A quite, introspective man, James Whale's background was the stage, notably the original London and New York productions of R.C. Sheriff's pacifist play Journey's End. Aside from some work assisting Howard Hughes with the direction of Hell's Angels (work which is both negligible and best forgotten), James Whale made his directorial debut with Journey's End, a film which illustrates many of the qualities which were to mark Whale's later work: close attention to acting and dialogue, a striving for authenticity in settings, and a thoughtful use of camera (here somewhat hampered by the limits imposed on early talkies).
From 1930 through 1937, while Whale was under contract to Universal and under the patronage of studio production head Carl Laemmle Jr., the director was able to turn out a group of literate and accomplished features. Among his varied productions was the First World War melodrama Waterloo Bridge, later remade in a gaudy Hollywood fashion by Mervyn LeRoy, but in this version noteworthy for its honest approach to its leading character's prostitution and a stunning performance by Mae Clarke (a favorite Whale actress). Both The Invisible Man and The Bride of Frankenstein are influenced by the director's earlier Frankenstein, but both contain an element of black humor which lifts them above the common horror film genre. The Kiss before the Mirror and By Candlelight possess an intangible charm, while One More River is simply one of Hollywood's best depictions of upper-class British life, memorable for the ensemble playing of its cast, headed by Diana Wynyard, and the one-liners from Mrs. Patrick Campbell. Show Boat demonstrates that Whale could handle a musical as easily as a romantic drama and is, without question, the finest screen version of the Jerome Kern-Oscar Hammerstein hit.
All of Whale's Universal features were well received with the exception of his last, The Road Back, based on an Erich Maria Remarque novel and intended as a sequel to All Quiet on the Western Front. The Road Back today appears badly constructed, a problem created in part by the studio's interference with the production out of concern that the German government might find the film unacceptable.

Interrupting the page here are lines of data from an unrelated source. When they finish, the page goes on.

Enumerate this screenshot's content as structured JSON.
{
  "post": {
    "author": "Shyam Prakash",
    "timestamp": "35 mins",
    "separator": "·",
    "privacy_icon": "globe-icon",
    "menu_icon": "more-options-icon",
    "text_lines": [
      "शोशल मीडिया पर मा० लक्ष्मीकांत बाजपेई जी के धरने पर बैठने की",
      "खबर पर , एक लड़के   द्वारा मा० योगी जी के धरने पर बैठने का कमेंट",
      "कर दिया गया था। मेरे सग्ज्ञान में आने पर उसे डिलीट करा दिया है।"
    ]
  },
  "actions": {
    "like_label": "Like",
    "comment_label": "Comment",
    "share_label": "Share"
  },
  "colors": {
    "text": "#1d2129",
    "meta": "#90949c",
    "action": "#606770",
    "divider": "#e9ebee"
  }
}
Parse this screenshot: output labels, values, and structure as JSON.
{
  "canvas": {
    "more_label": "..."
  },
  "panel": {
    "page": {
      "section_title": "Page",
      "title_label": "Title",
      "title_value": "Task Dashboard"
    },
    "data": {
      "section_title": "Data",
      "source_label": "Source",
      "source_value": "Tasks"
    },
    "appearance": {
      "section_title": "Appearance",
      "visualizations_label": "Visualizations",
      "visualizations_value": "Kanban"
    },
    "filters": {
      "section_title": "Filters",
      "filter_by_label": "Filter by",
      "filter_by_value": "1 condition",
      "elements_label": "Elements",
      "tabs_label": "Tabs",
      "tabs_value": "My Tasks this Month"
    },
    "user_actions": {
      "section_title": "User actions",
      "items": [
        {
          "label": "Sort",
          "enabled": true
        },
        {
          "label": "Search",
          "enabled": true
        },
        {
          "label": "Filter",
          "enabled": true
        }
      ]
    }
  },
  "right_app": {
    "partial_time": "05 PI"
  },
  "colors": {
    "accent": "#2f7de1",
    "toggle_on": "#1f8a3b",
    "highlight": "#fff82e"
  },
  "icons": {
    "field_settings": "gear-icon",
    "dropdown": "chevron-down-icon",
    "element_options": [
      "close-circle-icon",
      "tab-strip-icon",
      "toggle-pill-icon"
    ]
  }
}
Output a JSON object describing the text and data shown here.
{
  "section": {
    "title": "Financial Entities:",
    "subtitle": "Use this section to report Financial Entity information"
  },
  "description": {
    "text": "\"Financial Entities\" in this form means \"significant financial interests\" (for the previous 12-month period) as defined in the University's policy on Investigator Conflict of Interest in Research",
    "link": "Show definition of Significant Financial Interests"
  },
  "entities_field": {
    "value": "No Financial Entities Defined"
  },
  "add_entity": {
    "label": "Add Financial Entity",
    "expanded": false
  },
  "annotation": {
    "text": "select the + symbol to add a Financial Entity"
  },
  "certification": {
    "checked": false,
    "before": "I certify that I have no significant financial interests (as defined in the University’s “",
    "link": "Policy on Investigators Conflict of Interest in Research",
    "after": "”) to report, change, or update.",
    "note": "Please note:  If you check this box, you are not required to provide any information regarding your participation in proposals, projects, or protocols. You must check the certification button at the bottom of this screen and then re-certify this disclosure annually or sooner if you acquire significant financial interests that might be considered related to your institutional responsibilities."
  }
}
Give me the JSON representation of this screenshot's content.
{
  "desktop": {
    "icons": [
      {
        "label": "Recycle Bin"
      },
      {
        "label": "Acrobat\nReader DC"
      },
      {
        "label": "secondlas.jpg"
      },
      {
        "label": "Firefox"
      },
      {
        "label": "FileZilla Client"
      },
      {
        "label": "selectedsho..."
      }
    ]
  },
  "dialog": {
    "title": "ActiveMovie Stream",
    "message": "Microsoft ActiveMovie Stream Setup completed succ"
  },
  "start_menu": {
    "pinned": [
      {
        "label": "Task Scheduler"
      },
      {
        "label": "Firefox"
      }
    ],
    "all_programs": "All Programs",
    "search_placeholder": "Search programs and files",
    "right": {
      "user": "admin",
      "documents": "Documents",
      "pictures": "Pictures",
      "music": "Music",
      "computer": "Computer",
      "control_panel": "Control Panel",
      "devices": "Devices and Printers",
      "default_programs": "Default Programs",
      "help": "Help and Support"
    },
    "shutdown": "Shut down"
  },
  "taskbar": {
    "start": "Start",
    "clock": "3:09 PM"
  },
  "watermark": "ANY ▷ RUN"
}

Whale's final films after leaving Universal are uniformly without interest, and contemporary response to them was lukewarm at best. The director simply grew tired of the hassles of filmmaking and retired. It has been suggested that Whale's homosexuality may have been unacceptable in Hollywood and helped to end his career, but he was a very private man who kept his personal life to himself, and it seems unlikely that his sexual preference created any problem for him or his employees; certainly Whale's homosexuality is not evident from his films, unless it be in the casting of the delightfully "camp" Ernest Thesiger in The Old Dark House and The Bride of Frankenstein.